--- Work order ---
Line by line, retype the material exactly and leave each picture out.

--- Data under study ---
──────────────────────────────
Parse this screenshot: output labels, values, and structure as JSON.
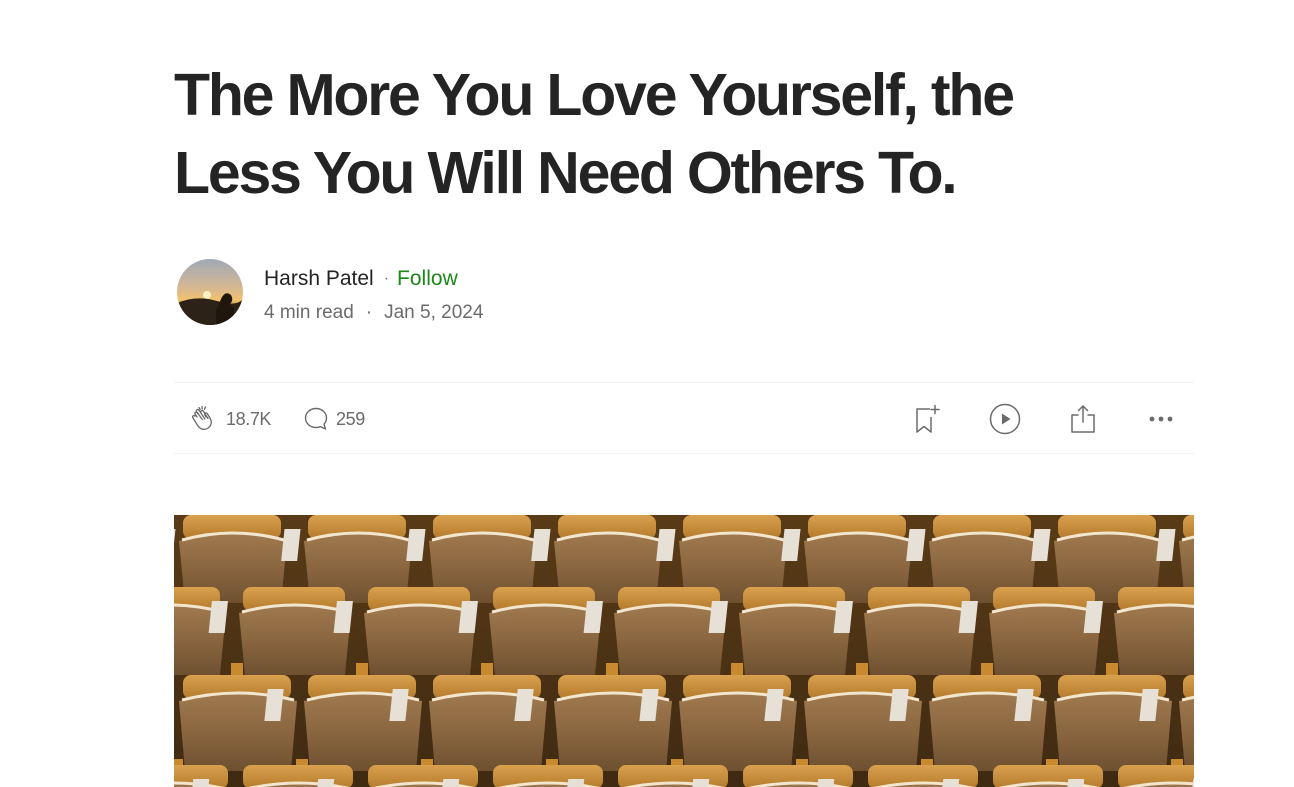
{
  "article": {
    "title": "The More You Love Yourself, the Less You Will Need Others To."
  },
  "author": {
    "name": "Harsh Patel",
    "separator": "·",
    "follow_label": "Follow",
    "avatar_icon": "author-avatar"
  },
  "meta": {
    "read_time": "4 min read",
    "separator": "·",
    "date": "Jan 5, 2024"
  },
  "actions": {
    "claps": {
      "icon": "clap-icon",
      "count": "18.7K"
    },
    "responses": {
      "icon": "comment-icon",
      "count": "259"
    },
    "bookmark": {
      "icon": "bookmark-add-icon"
    },
    "listen": {
      "icon": "play-icon"
    },
    "share": {
      "icon": "share-icon"
    },
    "more": {
      "icon": "more-icon"
    }
  },
  "hero_image": {
    "subject": "rows of auditorium seats"
  },
  "colors": {
    "text": "#242424",
    "muted": "#6b6b6b",
    "follow": "#1a8917",
    "divider": "#f2f2f2"
  }
}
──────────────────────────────
--- Answer section ---
Parse this screenshot: output labels, values, and structure as JSON.
{
  "article": {
    "title": "The More You Love Yourself, the Less You Will Need Others To."
  },
  "author": {
    "name": "Harsh Patel",
    "separator": "·",
    "follow_label": "Follow",
    "avatar_icon": "author-avatar"
  },
  "meta": {
    "read_time": "4 min read",
    "separator": "·",
    "date": "Jan 5, 2024"
  },
  "actions": {
    "claps": {
      "icon": "clap-icon",
      "count": "18.7K"
    },
    "responses": {
      "icon": "comment-icon",
      "count": "259"
    },
    "bookmark": {
      "icon": "bookmark-add-icon"
    },
    "listen": {
      "icon": "play-icon"
    },
    "share": {
      "icon": "share-icon"
    },
    "more": {
      "icon": "more-icon"
    }
  },
  "hero_image": {
    "subject": "rows of auditorium seats"
  },
  "colors": {
    "text": "#242424",
    "muted": "#6b6b6b",
    "follow": "#1a8917",
    "divider": "#f2f2f2"
  }
}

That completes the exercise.